Today I spent a fair bit of time this afternoon both going to and from a place where more than sixty of t he people who went to the Feast of Tabernacles in Anchorage, Alaska. This place happened to be a working farm full of exotic animals, some of which at least could be fed and were by myself and others. It is not hard to understand the appeal of reindeer, who are after all just domesticated caribou, and who are surprisingly small but also somewhat aggressive when it comes to being fed. Far less aggressive are alpacas, who are surprisingly laid back when it comes to dealing with people. It was interesting as well to note that while we could feed the moose (which, interestingly enough, Alaska does not allow people to own or breed), yaks are so hazardous that the farm we went to refuses to breed them because of concerns about staff being gored by the moody and unpredictable and very large animals, who nonetheless are remarkably chill much of the time.

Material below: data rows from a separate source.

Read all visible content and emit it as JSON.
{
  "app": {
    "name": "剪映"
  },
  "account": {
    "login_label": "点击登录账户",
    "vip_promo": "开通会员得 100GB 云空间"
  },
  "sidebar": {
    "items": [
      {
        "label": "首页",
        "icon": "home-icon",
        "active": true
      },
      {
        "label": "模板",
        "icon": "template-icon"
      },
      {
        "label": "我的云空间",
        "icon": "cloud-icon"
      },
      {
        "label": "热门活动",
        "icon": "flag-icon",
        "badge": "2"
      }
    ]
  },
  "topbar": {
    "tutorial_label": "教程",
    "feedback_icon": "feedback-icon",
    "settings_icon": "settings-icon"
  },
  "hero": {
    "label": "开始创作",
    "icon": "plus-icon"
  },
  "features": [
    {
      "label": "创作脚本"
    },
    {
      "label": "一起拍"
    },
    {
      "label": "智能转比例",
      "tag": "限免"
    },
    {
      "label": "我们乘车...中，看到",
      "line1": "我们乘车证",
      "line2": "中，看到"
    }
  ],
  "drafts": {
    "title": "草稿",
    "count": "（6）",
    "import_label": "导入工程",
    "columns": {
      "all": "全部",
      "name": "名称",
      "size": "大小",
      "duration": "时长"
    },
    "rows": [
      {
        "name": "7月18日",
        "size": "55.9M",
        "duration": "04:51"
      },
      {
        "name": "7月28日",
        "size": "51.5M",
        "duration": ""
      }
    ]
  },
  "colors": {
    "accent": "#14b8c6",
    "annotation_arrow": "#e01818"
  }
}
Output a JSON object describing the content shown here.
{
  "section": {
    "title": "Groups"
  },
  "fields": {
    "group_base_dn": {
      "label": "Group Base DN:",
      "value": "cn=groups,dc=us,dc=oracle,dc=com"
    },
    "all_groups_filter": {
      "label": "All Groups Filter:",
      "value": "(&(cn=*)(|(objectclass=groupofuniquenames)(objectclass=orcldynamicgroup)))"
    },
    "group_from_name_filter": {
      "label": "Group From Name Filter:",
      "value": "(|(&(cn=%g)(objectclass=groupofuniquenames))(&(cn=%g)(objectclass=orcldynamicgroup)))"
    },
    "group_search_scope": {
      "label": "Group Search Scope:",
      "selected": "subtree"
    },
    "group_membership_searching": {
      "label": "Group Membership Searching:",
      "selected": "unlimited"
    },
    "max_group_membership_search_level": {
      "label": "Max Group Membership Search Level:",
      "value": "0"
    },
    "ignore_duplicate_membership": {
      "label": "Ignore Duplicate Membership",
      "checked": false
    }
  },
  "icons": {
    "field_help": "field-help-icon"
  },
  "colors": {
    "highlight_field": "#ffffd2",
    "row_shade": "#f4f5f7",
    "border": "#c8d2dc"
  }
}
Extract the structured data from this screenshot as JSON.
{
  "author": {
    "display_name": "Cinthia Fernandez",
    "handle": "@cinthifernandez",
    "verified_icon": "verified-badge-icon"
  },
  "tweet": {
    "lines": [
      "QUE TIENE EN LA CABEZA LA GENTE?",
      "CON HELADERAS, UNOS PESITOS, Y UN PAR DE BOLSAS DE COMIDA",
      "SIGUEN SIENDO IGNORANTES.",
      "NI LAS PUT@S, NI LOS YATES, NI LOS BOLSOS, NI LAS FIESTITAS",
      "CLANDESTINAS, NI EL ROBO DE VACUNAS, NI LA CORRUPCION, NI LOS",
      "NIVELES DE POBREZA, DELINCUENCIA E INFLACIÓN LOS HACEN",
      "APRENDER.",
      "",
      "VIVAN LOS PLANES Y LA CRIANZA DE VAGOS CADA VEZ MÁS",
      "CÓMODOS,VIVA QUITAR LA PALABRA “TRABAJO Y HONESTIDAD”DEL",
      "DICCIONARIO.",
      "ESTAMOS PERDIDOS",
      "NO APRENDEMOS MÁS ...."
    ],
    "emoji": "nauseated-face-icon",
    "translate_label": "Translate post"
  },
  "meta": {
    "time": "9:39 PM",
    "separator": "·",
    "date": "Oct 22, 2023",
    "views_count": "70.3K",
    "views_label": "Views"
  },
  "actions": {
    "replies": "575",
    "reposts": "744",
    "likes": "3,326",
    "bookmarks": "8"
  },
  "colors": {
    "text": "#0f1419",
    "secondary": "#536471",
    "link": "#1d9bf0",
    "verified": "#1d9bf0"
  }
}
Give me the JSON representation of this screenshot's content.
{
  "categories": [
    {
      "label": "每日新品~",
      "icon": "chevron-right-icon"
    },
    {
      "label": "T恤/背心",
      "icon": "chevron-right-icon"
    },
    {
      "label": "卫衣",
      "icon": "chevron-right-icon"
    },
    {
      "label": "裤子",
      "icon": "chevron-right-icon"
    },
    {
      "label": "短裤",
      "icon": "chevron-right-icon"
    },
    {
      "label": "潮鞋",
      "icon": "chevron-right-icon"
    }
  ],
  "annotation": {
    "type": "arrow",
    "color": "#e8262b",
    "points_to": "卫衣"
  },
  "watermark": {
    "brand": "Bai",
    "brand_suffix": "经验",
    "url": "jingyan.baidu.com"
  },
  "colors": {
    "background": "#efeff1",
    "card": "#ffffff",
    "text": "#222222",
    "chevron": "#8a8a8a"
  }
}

One of the notable themes that has come to my attention has been the aspect of spiritual feeding. It is not uncommon for me to think about physical food when it comes to the feast–I am often both hungry and thirsty, as I often comment. That said, spiritual food is also one of the notable aspects of the Feast of Tabernacles, and it is remarkable just how often this has become an issue. While the spiritual food at services has been a notable high point for me and other people, its absence has also been notable in conversation. For example, some friends of ours came to opening night service despite attending with another fellowship, because that fellowship did not apparently have opening night services at the Feast of Tabernacles elsewhere in the city, which struck me as puzzling. Less puzzling but no less disappointing was the news that some feast sites had been shut down for days on end because of covid outbreaks that forced services to be cancelled. Our expectation to fulfill the command to assemble is not always easy to do in an age where such gatherings are feared as being fertile ground for contagion.
One of the aspects about yesterday’s sermon that struck me as the most intriguing was the question of how it is that we are going to meet the needs of people in the early part of the world to come. We live in a world that is not always aware of the hunger that it has. People far wiser than I am have commented that we have a God-shaped hole in our heart and we tend to fill it with things that waste our time and effort. This is lamentable, but perhaps not surprising. A great many people find themselves hungering for things that actively do them harm–drugs, alcohol, and the like. Still others find themselves gluttons, feeding for emotional release, or people whose appetites in general are unrestrained and cause trouble for themselves and for others. It is by no means an easy thing to be able to help others, and in a world where so many hungers cry out to be fed, it is hard to know how to encourage people to feed off of that which proceeds from the mouth of God, for we do not live by meat alone, or alfalfa pellets alone.